Existing resources will move to the Bowery store, although Field will create special pieces for it, as well. In addition to Heatherette, Hysteric Glamour and White Trash Charms, there will be oddities such as thigh-high angora socks, rhinestone brass knuckles, fingerless biker gloves, rhinestone cigarette holders and what she politely calls bedroom accessories: polkadot triangle cupcake bras and days of the week thong panties. She also plans to feature small designers who make individual pieces with no production. “There seems to be a big groundswell,” she said. “Everybody wants their clothes to be in the store.”
On the Bowery, Patricia Field will have “a different kind of atmosphere,” she said. “We’ll have food and drink. It’s going to be another rhythm, another vibe.”
Field plans to fill the store with a mismatched collection of furniture she inherited, including an animal-print sofa and ottomans and Parsons tables salvaged from the Roberto Cavalli showroom. “They said they were moving and had some stuff they were going to get rid of,” said Field, adding, “they called because whenever I’m there I go crazy over the furniture.”
She got 10-foot columns from the set of “The Devil Wears Prada,” for which she served as costume designer.
Field’s last project, a TV pilot for ABC called “Ugly Betty,” reminded her that life is all about taking risks. The pilot, which is based on a popular Latino soap opera, is about a young woman who lives in Queens and gets a job at a fashion magazine, but she’s not a fashion person.

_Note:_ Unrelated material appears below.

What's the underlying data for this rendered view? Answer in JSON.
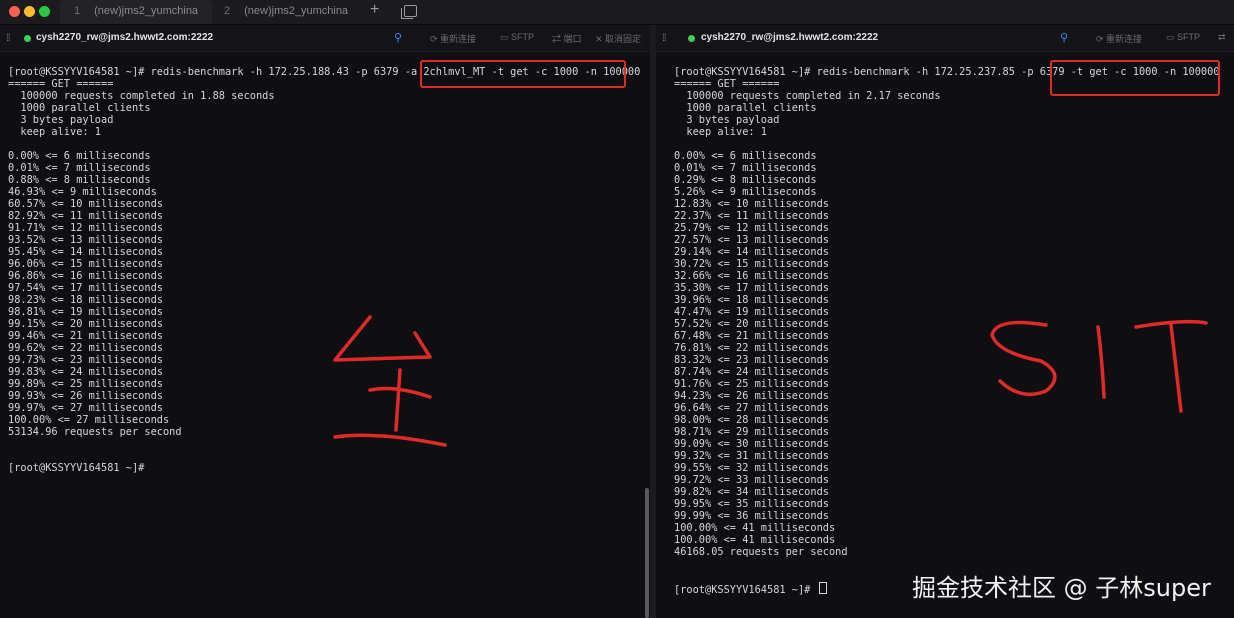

“It’s good to move and change,” Field said. “It’s good to grow. If you sit in one place forever you feel safe and secure, but life gets flat. You need new inspirations and new excitement.”